A major reason Wagyu beef costs a fortune boils down to how farmers raise the cattle. Wagyu cattle are raised meticulously, and the process is time-consuming and costly. The Japanese government also regulates Wagyu production to protect the quality and authenticity of the meat.
The process involves genetic testing, and authorities will allow only cows with the best genetics to stay in the reproductive lineup. The Japanese National Livestock Breeding Center has also developed a security and traceability system that identifies a Wagyu calf from when it’s born.
While farmers in various regions of Japan raise Wagyu cattle differently, a breeder will often raise the cows until they’re about ten months old before selling them at an auction for fattening.
Wagyu cattle farmers follow multiple rearing and feeding guidelines for the Wagyu cattle to pass quality standards. The farmers will usually rear the animals in small pens and feed them a mixture of fiber and concentrated feed made from hay, wheat, and rice.
While the exact recipe differs between ranchers, feeding wagyu cattle costs much more than feeding conventional beef cattle, which mostly feed on corn. The fattening process will take about two years until the animals are almost 50% fat. That allows the cattle to gain weight naturally without any growth hormones.
Another critical practice in Wagyu farming is to provide a low-stress environment for the cattle. When an animal experiences stress, it raises the cortisol and adrenaline levels in the animal’s body. These chemical changes deteriorate the quality of beef, causing it to lose its flavor and tenderness.
To keep their cows less stressed, Wagyu farmers control the noise levels their animals are exposed to. They also separate cows that don’t get along and check their animals every couple of hours to ensure they’re fine. Farmers also ensure their cattle have a constant supply of fresh and clean water.
The growing popularity of wagyu beef makes it even more expensive. In the last couple of years, the demand for high-quality beef has soared, increasing the value of Japanese beef exports significantly.
People love Wagyu beef for its tenderness and exquisite flavor. In addition to the superior taste, Wagyu beef is also healthier than other types of red meat. Wagyu has a high ratio of monounsaturated to saturated fats, not to mention a great source of Omega-3 and Omega-6 fatty acids.
When you cook Wagyu beef, the marbled fat melts into the steak’s muscle fibers, allowing it to retain more moisture and flavor.
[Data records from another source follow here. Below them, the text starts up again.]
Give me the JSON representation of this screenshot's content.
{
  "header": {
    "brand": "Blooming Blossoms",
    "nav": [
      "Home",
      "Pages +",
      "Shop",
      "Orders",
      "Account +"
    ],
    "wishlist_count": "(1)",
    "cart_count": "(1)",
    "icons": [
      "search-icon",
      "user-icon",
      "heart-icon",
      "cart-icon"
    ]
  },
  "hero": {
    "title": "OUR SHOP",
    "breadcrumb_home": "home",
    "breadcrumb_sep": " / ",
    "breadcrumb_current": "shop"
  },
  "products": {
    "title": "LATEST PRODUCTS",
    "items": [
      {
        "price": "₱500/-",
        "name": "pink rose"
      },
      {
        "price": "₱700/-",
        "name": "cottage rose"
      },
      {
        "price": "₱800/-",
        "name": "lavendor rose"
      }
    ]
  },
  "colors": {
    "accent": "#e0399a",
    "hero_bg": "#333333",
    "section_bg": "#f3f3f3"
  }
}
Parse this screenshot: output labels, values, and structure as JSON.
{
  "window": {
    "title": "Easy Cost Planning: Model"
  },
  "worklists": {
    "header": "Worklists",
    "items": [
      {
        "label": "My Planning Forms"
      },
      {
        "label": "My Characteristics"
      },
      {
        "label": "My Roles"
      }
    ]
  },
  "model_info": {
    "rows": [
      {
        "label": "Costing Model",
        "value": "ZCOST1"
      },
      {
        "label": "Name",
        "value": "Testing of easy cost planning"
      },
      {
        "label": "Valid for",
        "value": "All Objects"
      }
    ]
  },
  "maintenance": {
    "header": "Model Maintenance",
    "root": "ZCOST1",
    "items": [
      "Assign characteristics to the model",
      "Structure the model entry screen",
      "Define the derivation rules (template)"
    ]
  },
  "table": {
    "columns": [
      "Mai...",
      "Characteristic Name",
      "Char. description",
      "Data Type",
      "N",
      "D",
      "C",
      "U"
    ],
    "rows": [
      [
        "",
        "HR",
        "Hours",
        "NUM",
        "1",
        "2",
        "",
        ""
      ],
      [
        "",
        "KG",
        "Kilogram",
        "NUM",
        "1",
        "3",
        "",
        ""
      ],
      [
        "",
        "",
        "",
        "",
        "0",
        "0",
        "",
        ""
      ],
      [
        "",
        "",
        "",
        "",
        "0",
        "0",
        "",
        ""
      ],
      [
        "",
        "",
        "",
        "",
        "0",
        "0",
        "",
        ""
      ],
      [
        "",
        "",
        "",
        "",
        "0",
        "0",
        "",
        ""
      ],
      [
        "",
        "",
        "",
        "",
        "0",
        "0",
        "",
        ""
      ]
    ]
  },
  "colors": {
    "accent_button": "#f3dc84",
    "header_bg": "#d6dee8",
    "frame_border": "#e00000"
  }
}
People describe it as having a rich, buttery taste.
While there are more than 300 varieties of Wagyu available, the most exclusive cuts come from 10 regions in Japan. High-grade Wagyu raised in Japan can cost up to $200 per pound. One of the priciest cuts, the Matsusaka Wagyu, comes from virgin female cows and finds favor with steak enthusiasts for being tender.
Wagyu cows can sell for as much as $30,000, usually at an auction. Prized Matsusaka cows have sold for close to $100,000 and sometimes much more. In 2002, a Matsusaka cow sold for about $400,000.
Kobe is Wagyu that comes from the Kobe region of Japan and is exclusively from castrated bulls or steers. This variety of Wagyu comes from the Tajima strain of Japanese black cattle. It must be raised, fattened, and slaughtered in Kobe to be certified as Kobe beef.
Moreover, all parties involved in getting a piece of Kobe steak onto your plate must be licensed by the Kobe Beef Association.
Wagyu beef is indeed expensive, but it’s also in a category of its own. Now that you can answer the question, why wagyu beef and cows from Japan are so expensive. Feel free to explore our site for more tips, guides, and reviews.